Well, it looks as though 2022 has already slipped through my fingers, because this post is already so last year. Sorry about that—I try to prioritize making a post the best it can be over its timing, but I think my philosophy should probably be closer to “quality before quantity, except after consistency,” because the time for resolutions has already wrapped.
Speaking of Wrapped, wrapping season has long since passed over at Spotify. Even their indie, small-town competitor, Apple Music, has its own original spin on this New Year’s stats sheet with Apple Replay. Aw, cute! Keep it up with these fresh ideas, Tim! As an Apple Music user myself (🚩)—and someone who can’t shut up about music, to boot—I’m always hit with that sweet, sweet, social media FOMO every time December rolls around, and I was sheepishly excited that Apple was finally providing their own option for seeing my year in music. What I walked away with, however, was largely disappointing—Apple Replay nails everything Spotify Wrapped has already done, down to its cheugy corporate-hip lingo, and that means it also nails Wrapped’s structural flaws.
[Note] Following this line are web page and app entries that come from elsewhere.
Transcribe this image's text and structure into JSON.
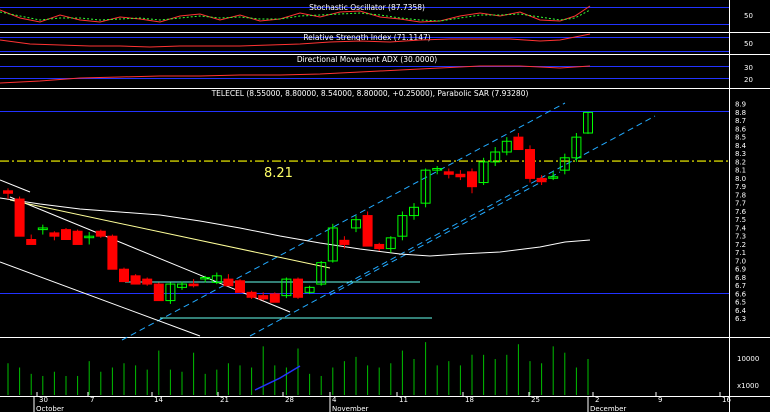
{
  "chart_data": {
    "type": "candlestick",
    "panels": {
      "stochastic": {
        "title": "Stochastic Oscillator (87.7358)",
        "yticks": [
          "50"
        ]
      },
      "rsi": {
        "title": "Relative Strength Index (71.1147)",
        "yticks": [
          "50"
        ]
      },
      "adx": {
        "title": "Directional Movement ADX (30.0000)",
        "yticks": [
          "30",
          "20"
        ]
      },
      "price": {
        "title": "TELECEL (8.55000, 8.80000, 8.54000, 8.80000, +0.25000), Parabolic SAR (7.93280)",
        "ylim": [
          6.2,
          8.95
        ],
        "yticks": [
          "8.9",
          "8.8",
          "8.7",
          "8.6",
          "8.5",
          "8.4",
          "8.3",
          "8.2",
          "8.1",
          "8.0",
          "7.9",
          "7.8",
          "7.7",
          "7.6",
          "7.5",
          "7.4",
          "7.3",
          "7.2",
          "7.1",
          "7.0",
          "6.9",
          "6.8",
          "6.7",
          "6.6",
          "6.5",
          "6.4",
          "6.3"
        ],
        "level_line": 8.21,
        "level_label": "8.21"
      },
      "volume": {
        "yticks": [
          "10000"
        ],
        "unit_label": "x1000"
      }
    },
    "xaxis": {
      "day_labels": [
        "30",
        "7",
        "14",
        "21",
        "28",
        "4",
        "11",
        "18",
        "25",
        "2",
        "9",
        "16"
      ],
      "month_labels": [
        "October",
        "November",
        "December"
      ]
    },
    "candles": [
      {
        "o": 7.85,
        "h": 7.88,
        "l": 7.75,
        "c": 7.82
      },
      {
        "o": 7.75,
        "h": 7.78,
        "l": 7.3,
        "c": 7.3
      },
      {
        "o": 7.26,
        "h": 7.32,
        "l": 7.2,
        "c": 7.2
      },
      {
        "o": 7.38,
        "h": 7.44,
        "l": 7.32,
        "c": 7.4
      },
      {
        "o": 7.34,
        "h": 7.36,
        "l": 7.25,
        "c": 7.3
      },
      {
        "o": 7.38,
        "h": 7.4,
        "l": 7.26,
        "c": 7.26
      },
      {
        "o": 7.36,
        "h": 7.38,
        "l": 7.2,
        "c": 7.2
      },
      {
        "o": 7.3,
        "h": 7.35,
        "l": 7.2,
        "c": 7.3
      },
      {
        "o": 7.36,
        "h": 7.38,
        "l": 7.28,
        "c": 7.3
      },
      {
        "o": 7.3,
        "h": 7.32,
        "l": 6.9,
        "c": 6.9
      },
      {
        "o": 6.9,
        "h": 6.92,
        "l": 6.75,
        "c": 6.75
      },
      {
        "o": 6.82,
        "h": 6.84,
        "l": 6.72,
        "c": 6.72
      },
      {
        "o": 6.78,
        "h": 6.8,
        "l": 6.7,
        "c": 6.72
      },
      {
        "o": 6.72,
        "h": 6.74,
        "l": 6.52,
        "c": 6.52
      },
      {
        "o": 6.52,
        "h": 6.74,
        "l": 6.48,
        "c": 6.72
      },
      {
        "o": 6.68,
        "h": 6.75,
        "l": 6.65,
        "c": 6.72
      },
      {
        "o": 6.72,
        "h": 6.78,
        "l": 6.68,
        "c": 6.7
      },
      {
        "o": 6.8,
        "h": 6.82,
        "l": 6.74,
        "c": 6.8
      },
      {
        "o": 6.74,
        "h": 6.86,
        "l": 6.72,
        "c": 6.82
      },
      {
        "o": 6.78,
        "h": 6.84,
        "l": 6.7,
        "c": 6.7
      },
      {
        "o": 6.76,
        "h": 6.78,
        "l": 6.62,
        "c": 6.62
      },
      {
        "o": 6.62,
        "h": 6.64,
        "l": 6.54,
        "c": 6.56
      },
      {
        "o": 6.58,
        "h": 6.62,
        "l": 6.52,
        "c": 6.54
      },
      {
        "o": 6.6,
        "h": 6.62,
        "l": 6.5,
        "c": 6.5
      },
      {
        "o": 6.58,
        "h": 6.8,
        "l": 6.55,
        "c": 6.78
      },
      {
        "o": 6.78,
        "h": 6.8,
        "l": 6.54,
        "c": 6.56
      },
      {
        "o": 6.62,
        "h": 6.7,
        "l": 6.6,
        "c": 6.68
      },
      {
        "o": 6.72,
        "h": 7.0,
        "l": 6.7,
        "c": 6.98
      },
      {
        "o": 7.0,
        "h": 7.45,
        "l": 6.98,
        "c": 7.4
      },
      {
        "o": 7.25,
        "h": 7.3,
        "l": 7.15,
        "c": 7.2
      },
      {
        "o": 7.4,
        "h": 7.55,
        "l": 7.35,
        "c": 7.5
      },
      {
        "o": 7.55,
        "h": 7.6,
        "l": 7.18,
        "c": 7.18
      },
      {
        "o": 7.2,
        "h": 7.22,
        "l": 7.12,
        "c": 7.15
      },
      {
        "o": 7.15,
        "h": 7.3,
        "l": 7.1,
        "c": 7.28
      },
      {
        "o": 7.3,
        "h": 7.6,
        "l": 7.25,
        "c": 7.55
      },
      {
        "o": 7.55,
        "h": 7.7,
        "l": 7.5,
        "c": 7.65
      },
      {
        "o": 7.7,
        "h": 8.12,
        "l": 7.65,
        "c": 8.1
      },
      {
        "o": 8.1,
        "h": 8.15,
        "l": 8.05,
        "c": 8.12
      },
      {
        "o": 8.08,
        "h": 8.12,
        "l": 8.0,
        "c": 8.05
      },
      {
        "o": 8.05,
        "h": 8.1,
        "l": 7.98,
        "c": 8.02
      },
      {
        "o": 8.08,
        "h": 8.12,
        "l": 7.82,
        "c": 7.9
      },
      {
        "o": 7.95,
        "h": 8.25,
        "l": 7.92,
        "c": 8.2
      },
      {
        "o": 8.2,
        "h": 8.38,
        "l": 8.15,
        "c": 8.32
      },
      {
        "o": 8.32,
        "h": 8.5,
        "l": 8.28,
        "c": 8.45
      },
      {
        "o": 8.5,
        "h": 8.55,
        "l": 8.4,
        "c": 8.35
      },
      {
        "o": 8.35,
        "h": 8.4,
        "l": 7.95,
        "c": 8.0
      },
      {
        "o": 8.0,
        "h": 8.04,
        "l": 7.92,
        "c": 7.96
      },
      {
        "o": 8.02,
        "h": 8.08,
        "l": 7.98,
        "c": 8.02
      },
      {
        "o": 8.1,
        "h": 8.3,
        "l": 8.05,
        "c": 8.25
      },
      {
        "o": 8.25,
        "h": 8.55,
        "l": 8.2,
        "c": 8.5
      },
      {
        "o": 8.55,
        "h": 8.8,
        "l": 8.54,
        "c": 8.8
      }
    ],
    "volume": [
      1500,
      1300,
      1000,
      900,
      1100,
      900,
      900,
      1600,
      1100,
      1300,
      1500,
      1400,
      1200,
      2100,
      1200,
      1100,
      2000,
      1000,
      1200,
      1500,
      1400,
      1300,
      2300,
      1400,
      1300,
      2200,
      1000,
      900,
      1300,
      1600,
      1800,
      1400,
      1300,
      1500,
      2100,
      1700,
      2500,
      1400,
      1600,
      1400,
      1900,
      1900,
      1700,
      1900,
      2400,
      1600,
      1500,
      2300,
      2000,
      1300,
      1700
    ]
  },
  "colors": {
    "up": "#00ff00",
    "down": "#ff0000",
    "channel": "#22aaff",
    "level": "#ffff00",
    "sma": "#ffffff",
    "trend": "#ffff99",
    "grid": "#2233ff",
    "volume": "#00c000"
  }
}
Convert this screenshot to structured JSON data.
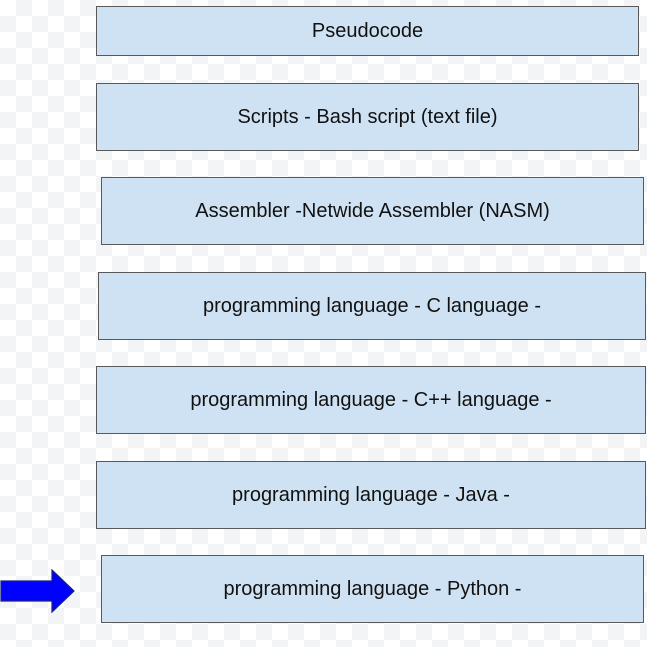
{
  "diagram": {
    "boxes": [
      {
        "label": "Pseudocode"
      },
      {
        "label": "Scripts - Bash script (text file)"
      },
      {
        "label": "Assembler -Netwide Assembler (NASM)"
      },
      {
        "label": "programming language - C language -"
      },
      {
        "label": "programming language - C++ language -"
      },
      {
        "label": "programming language - Java -"
      },
      {
        "label": "programming language - Python -"
      }
    ],
    "box_fill_color": "#cfe2f3",
    "box_border_color": "#595959",
    "pointer": {
      "icon": "right-arrow-icon",
      "color": "#0000ff",
      "points_to": "programming language - Python -"
    }
  }
}
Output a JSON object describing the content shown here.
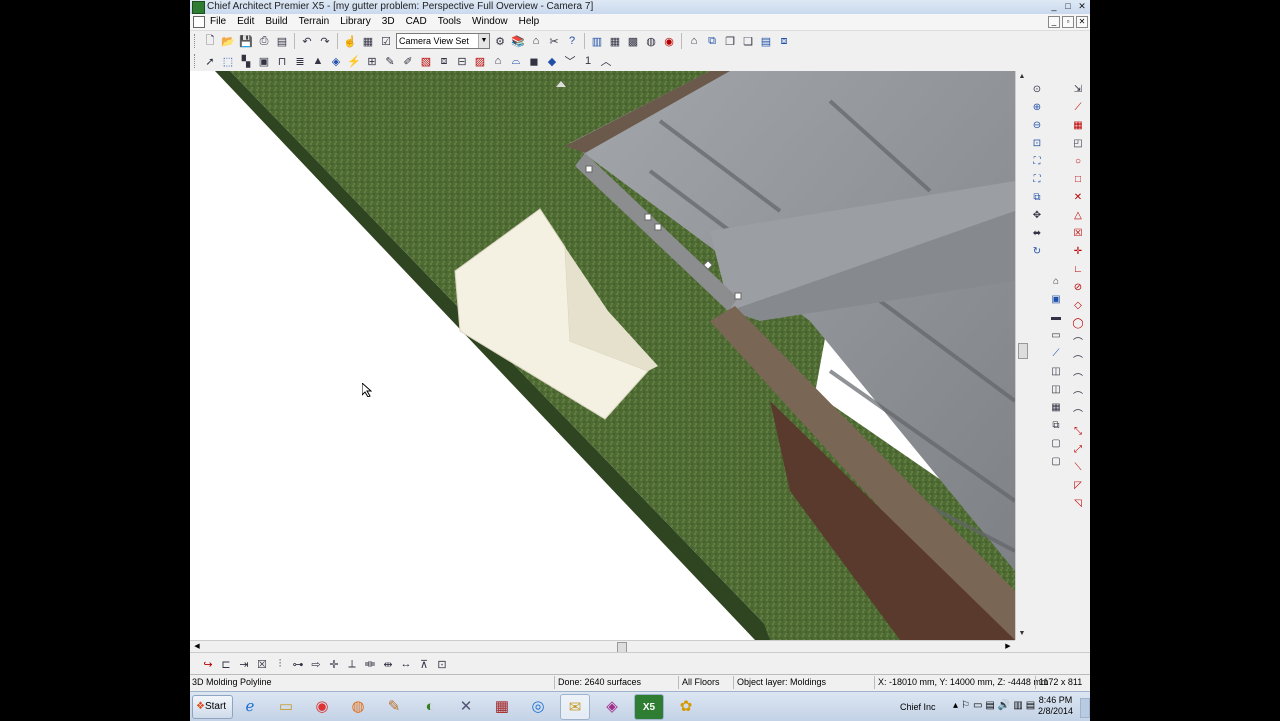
{
  "window": {
    "title": "Chief Architect Premier X5 - [my gutter problem: Perspective Full Overview - Camera 7]"
  },
  "window_buttons": {
    "minimize": "_",
    "restore": "□",
    "close": "✕"
  },
  "menu": [
    "File",
    "Edit",
    "Build",
    "Terrain",
    "Library",
    "3D",
    "CAD",
    "Tools",
    "Window",
    "Help"
  ],
  "toolbar": {
    "camera_view_set": "Camera View Set",
    "floor_number": "1"
  },
  "status": {
    "message": "3D Molding Polyline",
    "done": "Done:  2640 surfaces",
    "floors": "All Floors",
    "layer": "Object layer: Moldings",
    "coords": "X: -18010 mm, Y: 14000 mm, Z: -4448 mm",
    "size": "1172 x 811"
  },
  "taskbar": {
    "start_label": "Start",
    "active_app_label": "X5",
    "tray_label": "Chief Inc",
    "time": "8:46 PM",
    "date": "2/8/2014"
  },
  "colors": {
    "grass": "#4f6b34",
    "roof": "#8f9397",
    "gutter": "#6b5a4b",
    "fascia": "#5a3a2d"
  }
}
Look, I know this is probably the last thing worth getting militant about, and to tell you the truth, my feelings are nowhere near that strong about this. Still, I figured now was as good an opportunity as any to enter my own dark horse into the streaming music recap race (wrolls wright off the tongue. Wrrecap. Wrrrapped. Wrrrreplay)—a real homegrown replay/wrapped situation. So, as 2022 comes to a close (four days into 2023), let’s take a look back at the music that defined my year, and that probably didn’t define yours, but here you are, reading about it, so it’s no skin off my back. Don’t think about it too much.
Alright guys, let’s get serious for a second. I’d like to address something real quick before I get into it here, just before twitter hops on this and starts tearing me to shreds. I think in situations like these, the only solution is to come forward with the utmost honesty, humility, and integrity that I can, so that no one is left in the dark about the situation when the judgments start flying. I know we all come here every Friday to just forget the world and enjoy popular, mainstream, accessible music for twenty minutes, and I know that by breaking this tradition, I have broken your trust as readers, as colleagues, and as family. For this, I am deeply ashamed, but I have already begun my long journey in rebuilding these foundations which we collectively hold sacred, and I hope my coming forward about this issue will be the first brick laid. Because, as I’m sure you’re all aware, last week’s Songs of the Week was on September 30th, yet on its banner was emblazoned a lie, loud and proud: a release date on the 23rd. Shameful, I know— a monument to my fallibility even as a public figure, unable to be undone because nothing can be deleted on the internet. And I know what you must all be thinking— “what’s next, not using yellow, red, or white as the title font color? Have we forgotten our allegiance to the proud nation of San Diego?” To— uh… to that I say… to— um… shit.